PROJECT SUMMARY (ABSTRACT)
Systemic lupus erythematosus (SLE, lupus) is characterized by the generation of autoantibodies that promote
tissue injury. Follicular helper T (Tfh) cells in B-cell follicles and germinal centers (GCs) of secondary lymphoid
organs are necessary for B-cell proliferation and survival, immunoglobulin (Ig) affinity selection, and
development of memory B and long-lived plasma cells following vaccination and pathogen challenge.
Autoreactive Tfh cells and GC B cells develop and persist in SLE, with generation of autoreactive memory B
cells and autoantibody-producing plasma cells. The mechanism(s) of activation and maintenance of Tfh cells in
lupus, and how they in turn promote autoreactive B cell responses, are critical to understanding the generation
of pathogenic autoantibodies and subsequent tissue injury, and in determining therapeutic intervention.
The Nuclear Factor of Activated T cells (NFAT) family of transcription factors is ubiquitously activated upon T

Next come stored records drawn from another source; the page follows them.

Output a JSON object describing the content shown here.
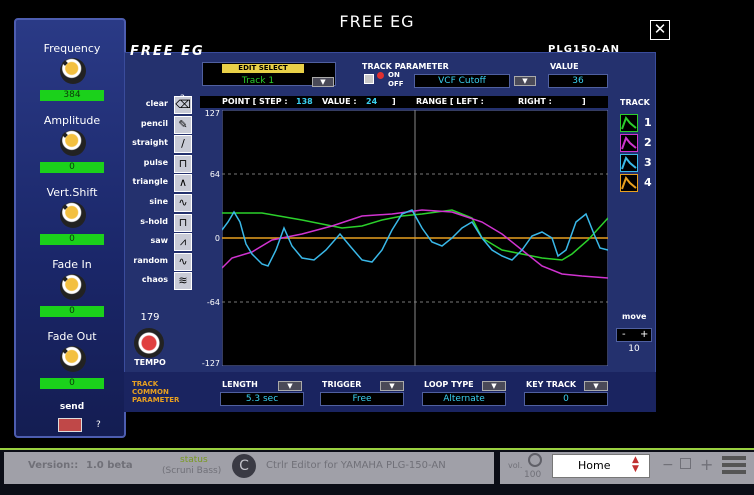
{
  "window": {
    "title": "FREE EG",
    "close_icon": "close-icon"
  },
  "sidebar": {
    "knobs": [
      {
        "label": "Frequency",
        "value": "384"
      },
      {
        "label": "Amplitude",
        "value": "0"
      },
      {
        "label": "Vert.Shift",
        "value": "0"
      },
      {
        "label": "Fade In",
        "value": "0"
      },
      {
        "label": "Fade Out",
        "value": "0"
      }
    ],
    "send_label": "send",
    "help": "?"
  },
  "panel": {
    "logo_left": "FREE EG",
    "logo_right": "PLG150-AN",
    "edit_select": {
      "label": "EDIT SELECT",
      "value": "Track 1"
    },
    "track_param": {
      "label": "TRACK PARAMETER",
      "on": "ON",
      "off": "OFF",
      "value": "VCF Cutoff"
    },
    "value": {
      "label": "VALUE",
      "value": "36"
    },
    "help": "?",
    "tempo": {
      "value": "179",
      "label": "TEMPO"
    }
  },
  "tools": [
    "clear",
    "pencil",
    "straight",
    "pulse",
    "triangle",
    "sine",
    "s-hold",
    "saw",
    "random",
    "chaos"
  ],
  "graph": {
    "point_label": "POINT [ STEP :",
    "step": "138",
    "value_label": "VALUE :",
    "value": "24",
    "close_bracket": "]",
    "range_label": "RANGE [ LEFT :",
    "right_label": "RIGHT :",
    "range_close": "]",
    "y_ticks": [
      "127",
      "64",
      "0",
      "-64",
      "-127"
    ],
    "colors": {
      "green": "#2bd02b",
      "magenta": "#d033d0",
      "cyan": "#3ab8e8",
      "orange": "#e8a020"
    }
  },
  "tracks": {
    "label": "TRACK",
    "items": [
      "1",
      "2",
      "3",
      "4"
    ],
    "move": "move",
    "minus": "-",
    "plus": "+",
    "move_value": "10"
  },
  "common": {
    "title": "TRACK COMMON PARAMETER",
    "length": {
      "label": "LENGTH",
      "value": "5.3 sec"
    },
    "trigger": {
      "label": "TRIGGER",
      "value": "Free"
    },
    "loop": {
      "label": "LOOP TYPE",
      "value": "Alternate"
    },
    "key": {
      "label": "KEY TRACK",
      "value": "0"
    }
  },
  "statusbar": {
    "version_label": "Version::",
    "version": "1.0 beta",
    "status_label": "status",
    "status_value": "(Scruni Bass)",
    "editor": "Ctrlr Editor for YAMAHA PLG-150-AN",
    "vol_label": "vol.",
    "vol_value": "100",
    "page": "Home"
  }
}
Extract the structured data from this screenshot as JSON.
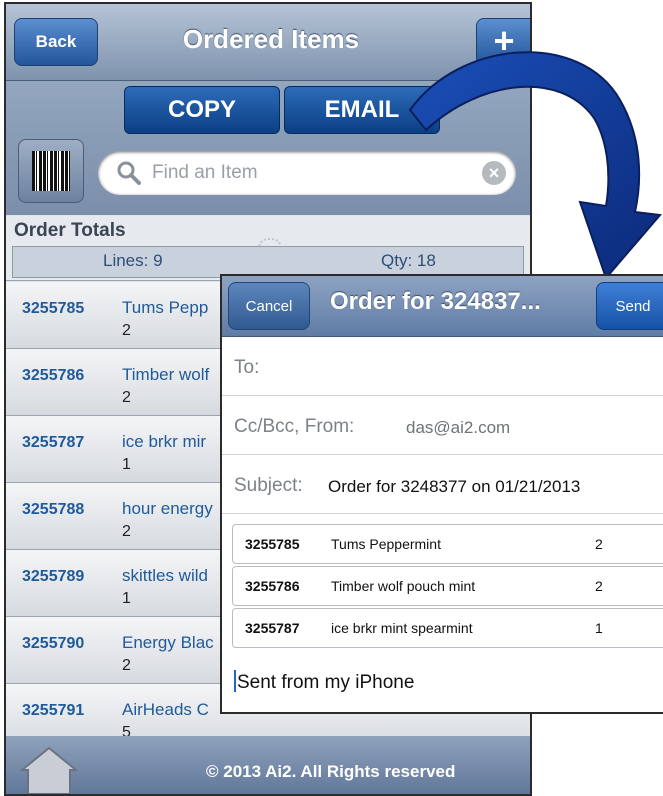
{
  "orders_screen": {
    "back_label": "Back",
    "title": "Ordered Items",
    "add_label": "+",
    "copy_label": "COPY",
    "email_label": "EMAIL",
    "search_placeholder": "Find an Item",
    "totals_title": "Order Totals",
    "lines_text": "Lines: 9",
    "qty_text": "Qty: 18",
    "items": [
      {
        "code": "3255785",
        "name": "Tums Pepp",
        "qty": "2"
      },
      {
        "code": "3255786",
        "name": "Timber wolf",
        "qty": "2"
      },
      {
        "code": "3255787",
        "name": "ice brkr mir",
        "qty": "1"
      },
      {
        "code": "3255788",
        "name": "hour energy",
        "qty": "2"
      },
      {
        "code": "3255789",
        "name": "skittles wild",
        "qty": "1"
      },
      {
        "code": "3255790",
        "name": "Energy Blac",
        "qty": "2"
      },
      {
        "code": "3255791",
        "name": "AirHeads C",
        "qty": "5"
      }
    ],
    "footer_text": "© 2013 Ai2. All Rights reserved"
  },
  "email_screen": {
    "cancel_label": "Cancel",
    "title": "Order for 324837...",
    "send_label": "Send",
    "to_label": "To:",
    "cc_label": "Cc/Bcc, From:",
    "from_value": "das@ai2.com",
    "subject_label": "Subject:",
    "subject_value": "Order for 3248377 on 01/21/2013",
    "lines": [
      {
        "code": "3255785",
        "name": "Tums Peppermint",
        "qty": "2"
      },
      {
        "code": "3255786",
        "name": "Timber wolf pouch mint",
        "qty": "2"
      },
      {
        "code": "3255787",
        "name": "ice brkr mint spearmint",
        "qty": "1"
      }
    ],
    "signature": "Sent from my iPhone"
  },
  "colors": {
    "nav_blue": "#7e93ae",
    "button_blue": "#0b3f84",
    "link_blue": "#1f5a9a",
    "arrow_blue": "#123a99"
  }
}
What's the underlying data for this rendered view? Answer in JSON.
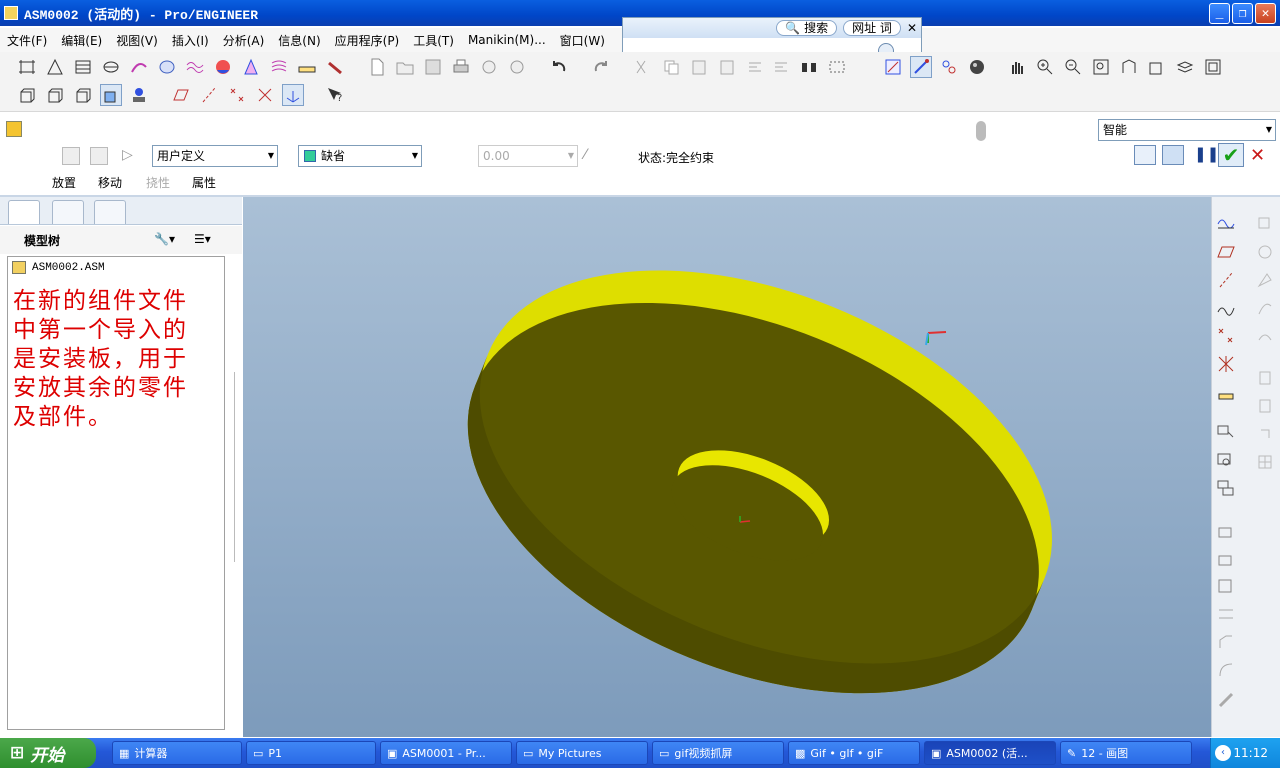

cell receptor (TCR) signaling. NFAT is activated by the phosphatase calcineurin: in canonical NFAT signaling,
dephosphorylated NFAT translocates to the nucleus and cooperates with other transcription factors, such as
AP-1 family members, to activate gene transcription of cytokines, including IL-2, as well as of other soluble and
cell-surface effectors. We have determined that NFAT operates in an AP-1 independent mode in Tfh cells
activated upon viral infection of non-autoimmune mice, distinct from that of other T cell populations, a signaling
mode we believe essential to the unique function of Tfh cells in the GC environment. It is not known if the same
occurs in the abnormal, persistent GC response in lupus.
We hypothesize that AP-1 independent NFAT signaling is essential for development and function of Tfh cells,
and that understanding this unique mode of NFAT signaling will provide insight into the Tfh-cell function in
lupus with persistence of B cell help necessary for autoantibody production. We will address our hypothesis
using murine models and cells from lupus patients. Mouse models are excellent tools for studies of disease
pathogenesis; yet, their utility is magnified when analyzed alongside investigation of patients. We propose two
aims. In aim 1, we will interrogate NFAT signaling in Tfh cells in non-autoimmune mice, determining if AP-1
independent NFAT signaling is necessary and/or sufficient for Tfh cell development and function, and
identifying the downstream effector pathways of NFAT in Tfh cells, with the goal to develop a comprehensive
profile of NFAT signaling in Tfh cells. This information will serve as an essential comparator to our studies of
lupus Tfh cells in aim 2. In the latter, we will interrogate NFAT signaling in dysregulated Tfh cells in murine
lupus and investigate the molecular and cellular effects of calcineurin inhibition on disease initiation,
progression, and organ damage. We will then test the relevance of our findings using Tfh cells from patients
with SLE. This information will enable us to determine if Tfh-cell signaling pathways are altered in systemic
autoimmunity, and dissect possible avenues of therapeutic intervention in disease.